WHAT YOU ARE ASKED TO DO - Pull every line containing "minutes" from the data.

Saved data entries
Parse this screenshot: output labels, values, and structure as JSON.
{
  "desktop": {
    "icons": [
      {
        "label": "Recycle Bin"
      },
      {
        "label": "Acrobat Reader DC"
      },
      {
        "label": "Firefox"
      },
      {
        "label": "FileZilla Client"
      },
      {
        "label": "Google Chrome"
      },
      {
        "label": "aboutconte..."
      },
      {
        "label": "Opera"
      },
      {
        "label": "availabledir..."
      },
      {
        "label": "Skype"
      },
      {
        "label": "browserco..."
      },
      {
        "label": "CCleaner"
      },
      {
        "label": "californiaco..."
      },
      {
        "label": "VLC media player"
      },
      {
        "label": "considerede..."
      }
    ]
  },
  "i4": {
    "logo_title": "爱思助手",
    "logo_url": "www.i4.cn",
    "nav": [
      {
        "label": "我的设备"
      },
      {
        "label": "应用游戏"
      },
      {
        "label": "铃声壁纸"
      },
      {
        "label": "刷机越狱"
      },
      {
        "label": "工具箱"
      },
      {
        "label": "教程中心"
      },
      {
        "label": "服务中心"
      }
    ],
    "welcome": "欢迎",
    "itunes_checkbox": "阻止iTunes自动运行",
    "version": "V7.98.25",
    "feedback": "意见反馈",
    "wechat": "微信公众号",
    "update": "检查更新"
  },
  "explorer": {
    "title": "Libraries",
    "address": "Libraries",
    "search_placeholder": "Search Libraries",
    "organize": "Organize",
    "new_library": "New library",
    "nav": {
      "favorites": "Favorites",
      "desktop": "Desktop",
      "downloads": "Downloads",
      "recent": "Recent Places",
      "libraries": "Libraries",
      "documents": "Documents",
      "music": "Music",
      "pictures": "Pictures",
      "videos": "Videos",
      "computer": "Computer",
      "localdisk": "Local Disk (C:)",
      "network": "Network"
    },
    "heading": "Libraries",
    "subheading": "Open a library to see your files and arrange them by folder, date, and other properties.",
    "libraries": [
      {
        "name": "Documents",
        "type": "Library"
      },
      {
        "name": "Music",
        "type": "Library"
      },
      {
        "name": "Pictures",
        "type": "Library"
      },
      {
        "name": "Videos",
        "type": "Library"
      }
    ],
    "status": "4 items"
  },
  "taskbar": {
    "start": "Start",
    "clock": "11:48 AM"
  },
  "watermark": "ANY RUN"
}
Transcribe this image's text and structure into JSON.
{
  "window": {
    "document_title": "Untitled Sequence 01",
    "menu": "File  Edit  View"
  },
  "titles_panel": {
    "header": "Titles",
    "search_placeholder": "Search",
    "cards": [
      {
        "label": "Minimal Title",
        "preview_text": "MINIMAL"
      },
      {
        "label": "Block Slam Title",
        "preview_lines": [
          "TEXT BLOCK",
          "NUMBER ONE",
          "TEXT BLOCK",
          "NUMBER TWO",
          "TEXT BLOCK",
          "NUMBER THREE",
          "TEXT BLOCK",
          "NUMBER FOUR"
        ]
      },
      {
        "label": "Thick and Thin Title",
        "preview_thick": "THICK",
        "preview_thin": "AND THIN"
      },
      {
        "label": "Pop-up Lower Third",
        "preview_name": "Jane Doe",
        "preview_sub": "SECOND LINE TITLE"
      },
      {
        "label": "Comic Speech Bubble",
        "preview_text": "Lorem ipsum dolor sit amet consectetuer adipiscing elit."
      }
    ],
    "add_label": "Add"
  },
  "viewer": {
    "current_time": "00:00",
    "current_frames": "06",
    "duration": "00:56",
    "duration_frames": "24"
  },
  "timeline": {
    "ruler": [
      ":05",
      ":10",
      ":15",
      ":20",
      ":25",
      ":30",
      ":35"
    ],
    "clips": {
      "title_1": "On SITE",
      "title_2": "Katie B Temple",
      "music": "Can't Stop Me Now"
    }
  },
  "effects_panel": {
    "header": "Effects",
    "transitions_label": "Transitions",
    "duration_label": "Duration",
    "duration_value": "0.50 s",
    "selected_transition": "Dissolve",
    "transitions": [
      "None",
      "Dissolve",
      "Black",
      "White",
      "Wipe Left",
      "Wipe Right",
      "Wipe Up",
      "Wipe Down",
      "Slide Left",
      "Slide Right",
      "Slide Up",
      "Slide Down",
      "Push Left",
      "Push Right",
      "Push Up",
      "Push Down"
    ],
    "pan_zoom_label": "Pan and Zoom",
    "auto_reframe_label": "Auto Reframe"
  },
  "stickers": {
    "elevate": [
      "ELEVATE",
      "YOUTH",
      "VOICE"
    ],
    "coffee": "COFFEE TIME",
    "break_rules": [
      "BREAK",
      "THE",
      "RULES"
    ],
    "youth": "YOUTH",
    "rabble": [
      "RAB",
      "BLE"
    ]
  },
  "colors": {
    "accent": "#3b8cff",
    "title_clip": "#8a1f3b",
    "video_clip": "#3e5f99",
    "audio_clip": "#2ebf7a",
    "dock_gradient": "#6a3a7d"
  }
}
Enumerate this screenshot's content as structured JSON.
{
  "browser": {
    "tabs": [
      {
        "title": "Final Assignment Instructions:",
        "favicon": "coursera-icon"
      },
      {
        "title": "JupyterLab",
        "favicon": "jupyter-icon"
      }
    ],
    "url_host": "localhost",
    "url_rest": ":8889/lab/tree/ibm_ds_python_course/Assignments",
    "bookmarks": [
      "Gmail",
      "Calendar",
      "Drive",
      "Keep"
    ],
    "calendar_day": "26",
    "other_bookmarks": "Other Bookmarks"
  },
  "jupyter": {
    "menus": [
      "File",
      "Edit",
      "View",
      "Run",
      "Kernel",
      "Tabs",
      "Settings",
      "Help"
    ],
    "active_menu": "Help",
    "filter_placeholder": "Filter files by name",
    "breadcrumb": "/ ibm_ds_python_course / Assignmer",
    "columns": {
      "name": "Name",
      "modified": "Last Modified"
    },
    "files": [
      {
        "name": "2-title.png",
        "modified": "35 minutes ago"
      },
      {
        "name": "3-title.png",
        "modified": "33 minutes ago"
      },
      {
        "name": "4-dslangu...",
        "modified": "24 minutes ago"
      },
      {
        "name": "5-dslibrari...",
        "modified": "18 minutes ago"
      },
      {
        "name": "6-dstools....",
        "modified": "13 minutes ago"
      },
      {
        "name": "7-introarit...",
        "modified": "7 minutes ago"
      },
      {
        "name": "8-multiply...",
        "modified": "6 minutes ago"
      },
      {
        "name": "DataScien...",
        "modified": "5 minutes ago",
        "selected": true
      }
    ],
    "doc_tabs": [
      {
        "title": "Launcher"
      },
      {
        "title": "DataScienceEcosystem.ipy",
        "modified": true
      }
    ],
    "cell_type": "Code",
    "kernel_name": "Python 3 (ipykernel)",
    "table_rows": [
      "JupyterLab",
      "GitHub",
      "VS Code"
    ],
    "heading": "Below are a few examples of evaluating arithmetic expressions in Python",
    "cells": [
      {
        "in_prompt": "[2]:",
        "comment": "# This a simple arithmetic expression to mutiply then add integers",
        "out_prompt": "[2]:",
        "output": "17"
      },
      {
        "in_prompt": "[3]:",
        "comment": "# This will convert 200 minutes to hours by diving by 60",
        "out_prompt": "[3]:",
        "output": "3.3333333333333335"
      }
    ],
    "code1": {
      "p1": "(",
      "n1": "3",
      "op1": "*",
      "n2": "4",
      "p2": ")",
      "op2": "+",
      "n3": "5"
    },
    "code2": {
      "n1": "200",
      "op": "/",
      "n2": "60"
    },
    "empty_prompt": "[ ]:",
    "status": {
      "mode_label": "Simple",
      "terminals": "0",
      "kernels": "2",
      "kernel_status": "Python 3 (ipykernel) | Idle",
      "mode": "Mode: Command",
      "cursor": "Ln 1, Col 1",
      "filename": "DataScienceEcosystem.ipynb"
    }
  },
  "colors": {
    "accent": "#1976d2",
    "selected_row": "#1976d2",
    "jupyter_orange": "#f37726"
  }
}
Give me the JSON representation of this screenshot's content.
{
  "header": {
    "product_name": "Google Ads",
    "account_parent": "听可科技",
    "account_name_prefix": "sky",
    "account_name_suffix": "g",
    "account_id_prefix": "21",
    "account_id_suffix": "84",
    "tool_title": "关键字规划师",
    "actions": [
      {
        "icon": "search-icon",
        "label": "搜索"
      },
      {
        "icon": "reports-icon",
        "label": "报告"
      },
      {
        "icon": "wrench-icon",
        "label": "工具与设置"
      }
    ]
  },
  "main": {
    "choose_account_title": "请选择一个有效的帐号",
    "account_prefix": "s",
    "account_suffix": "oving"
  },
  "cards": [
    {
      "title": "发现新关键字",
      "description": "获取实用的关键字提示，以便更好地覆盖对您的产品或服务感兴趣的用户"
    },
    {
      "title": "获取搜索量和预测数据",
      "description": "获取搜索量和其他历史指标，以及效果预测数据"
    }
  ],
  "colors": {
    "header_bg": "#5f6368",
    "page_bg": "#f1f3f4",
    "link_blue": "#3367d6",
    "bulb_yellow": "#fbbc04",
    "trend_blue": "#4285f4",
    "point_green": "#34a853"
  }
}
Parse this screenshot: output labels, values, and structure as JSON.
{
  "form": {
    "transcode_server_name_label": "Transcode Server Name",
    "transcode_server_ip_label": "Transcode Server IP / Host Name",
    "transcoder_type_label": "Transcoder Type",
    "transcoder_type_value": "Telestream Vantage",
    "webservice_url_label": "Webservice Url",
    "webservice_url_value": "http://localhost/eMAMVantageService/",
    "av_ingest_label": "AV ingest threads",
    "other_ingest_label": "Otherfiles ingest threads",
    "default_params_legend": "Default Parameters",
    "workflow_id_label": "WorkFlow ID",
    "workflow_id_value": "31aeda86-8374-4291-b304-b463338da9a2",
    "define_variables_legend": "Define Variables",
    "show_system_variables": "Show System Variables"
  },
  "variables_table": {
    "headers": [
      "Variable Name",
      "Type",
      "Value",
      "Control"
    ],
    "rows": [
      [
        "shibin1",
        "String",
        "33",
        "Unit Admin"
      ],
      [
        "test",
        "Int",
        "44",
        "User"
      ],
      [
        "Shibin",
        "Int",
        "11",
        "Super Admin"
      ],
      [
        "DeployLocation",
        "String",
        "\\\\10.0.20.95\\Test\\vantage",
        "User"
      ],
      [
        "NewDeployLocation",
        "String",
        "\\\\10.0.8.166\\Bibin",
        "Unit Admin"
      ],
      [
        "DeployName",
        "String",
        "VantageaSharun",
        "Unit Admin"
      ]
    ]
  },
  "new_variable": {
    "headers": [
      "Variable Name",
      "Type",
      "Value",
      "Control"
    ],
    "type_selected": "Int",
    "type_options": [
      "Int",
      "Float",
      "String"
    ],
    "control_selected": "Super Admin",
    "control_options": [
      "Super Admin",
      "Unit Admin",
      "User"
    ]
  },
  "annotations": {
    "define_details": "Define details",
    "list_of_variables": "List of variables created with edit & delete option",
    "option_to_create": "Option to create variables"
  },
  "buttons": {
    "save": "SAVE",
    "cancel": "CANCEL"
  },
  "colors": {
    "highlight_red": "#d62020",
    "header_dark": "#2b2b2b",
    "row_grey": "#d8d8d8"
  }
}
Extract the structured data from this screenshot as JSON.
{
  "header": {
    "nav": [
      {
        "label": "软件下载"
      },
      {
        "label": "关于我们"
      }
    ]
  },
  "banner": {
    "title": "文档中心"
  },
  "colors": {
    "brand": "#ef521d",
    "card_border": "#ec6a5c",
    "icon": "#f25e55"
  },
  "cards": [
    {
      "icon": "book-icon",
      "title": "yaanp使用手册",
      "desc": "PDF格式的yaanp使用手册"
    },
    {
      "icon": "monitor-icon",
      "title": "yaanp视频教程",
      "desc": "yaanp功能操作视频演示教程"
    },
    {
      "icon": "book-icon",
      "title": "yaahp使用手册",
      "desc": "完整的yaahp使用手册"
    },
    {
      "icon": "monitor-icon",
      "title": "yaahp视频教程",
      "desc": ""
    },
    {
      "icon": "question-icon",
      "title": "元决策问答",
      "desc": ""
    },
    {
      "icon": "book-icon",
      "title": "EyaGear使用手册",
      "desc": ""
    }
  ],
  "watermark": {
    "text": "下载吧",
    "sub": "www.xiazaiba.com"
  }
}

ANSWER SECTION -
        "modified": "35 minutes ago"
        "modified": "33 minutes ago"
        "modified": "24 minutes ago"
        "modified": "18 minutes ago"
        "modified": "13 minutes ago"
        "modified": "7 minutes ago"
        "modified": "6 minutes ago"
        "modified": "5 minutes ago",
        "comment": "# This will convert 200 minutes to hours by diving by 60",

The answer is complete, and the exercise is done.